With that in mind, this is the sort of film for which the plot is little more than a skeleton on which the filmmakers just want to hang gag sequences. Now, I’m not versed in the work of Charlie Cho, but I get the feeling this is kind of his shtick. And in fairness, it’s the same sort of setup that goes back to some of the great comedies of Hollywood’s golden age. Think of Abbott and Costello Meet the Mummy or Horse Feathers, and you get the idea, more or less. However, the American films of this type would attempt to tie these scenes into the plot a bit more than herein (not always, but usually), and they understood the importance of brevity. Even the greatest joke in the universe will get old if it goes on too long, and some of these scenes in Return of the Demon do their best to stop the film dead in its tracks. Consequently, the focus falls on the spectacle of the visual gymnastics and the beating of some not-quite-dead horses. Thus, a viewer’s enjoyment of this film will rely on their willingness to go along with it, and those with a touch more patience will get a proportional amount more out of the movie.
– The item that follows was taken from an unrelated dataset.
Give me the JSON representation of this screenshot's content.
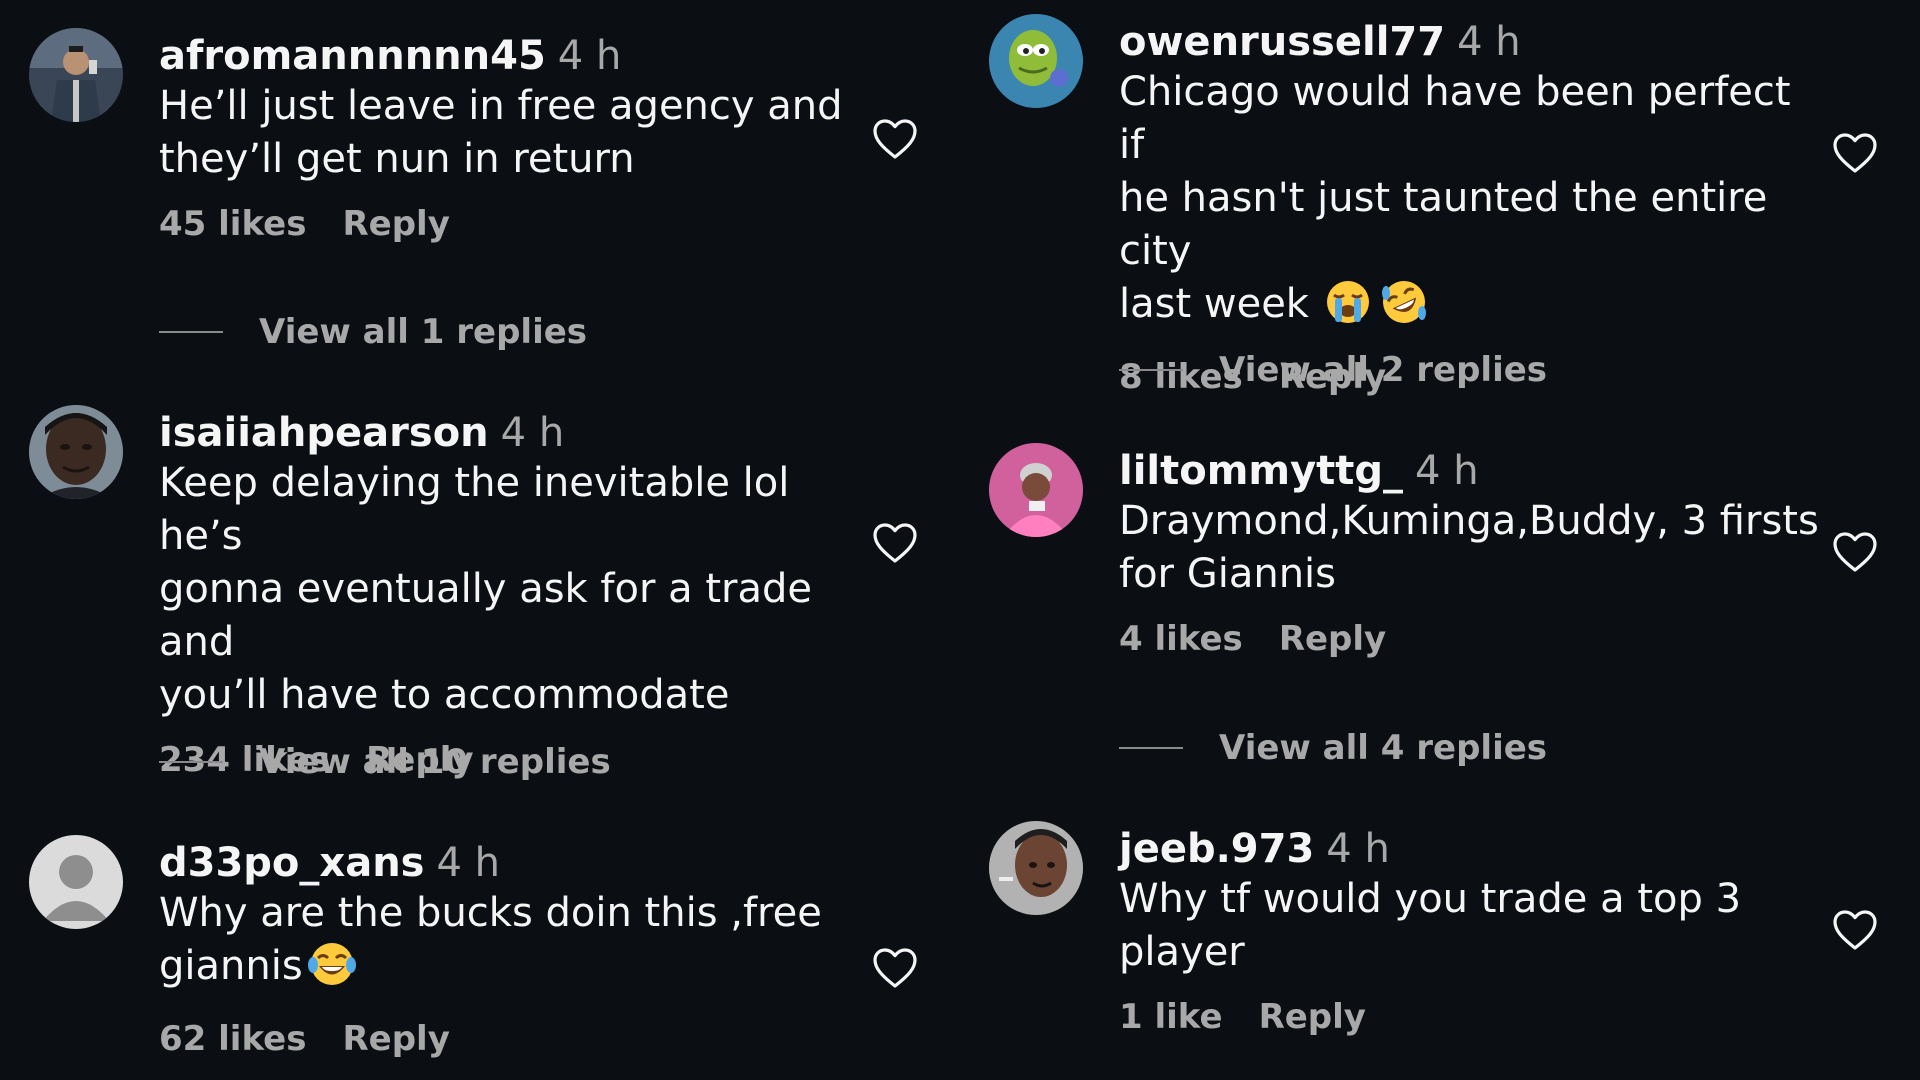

MVT: The exuberance on display is infectious. Unfortunately, keeping the energy jacked to the hilt the entire run time is also exhausting. You decide.
Make or Break: The egg scene, featuring the extraordinarily captivating Emily Chu, is a feast of charm and absurdity (and like all feasts, one can overstuff oneself). Pared down and better woven into the narrative, it might have been a classic of onscreen comedy, but as an overlong tangent to the film it’s actually in, it’s a flash of brilliance rather than a roaring flame.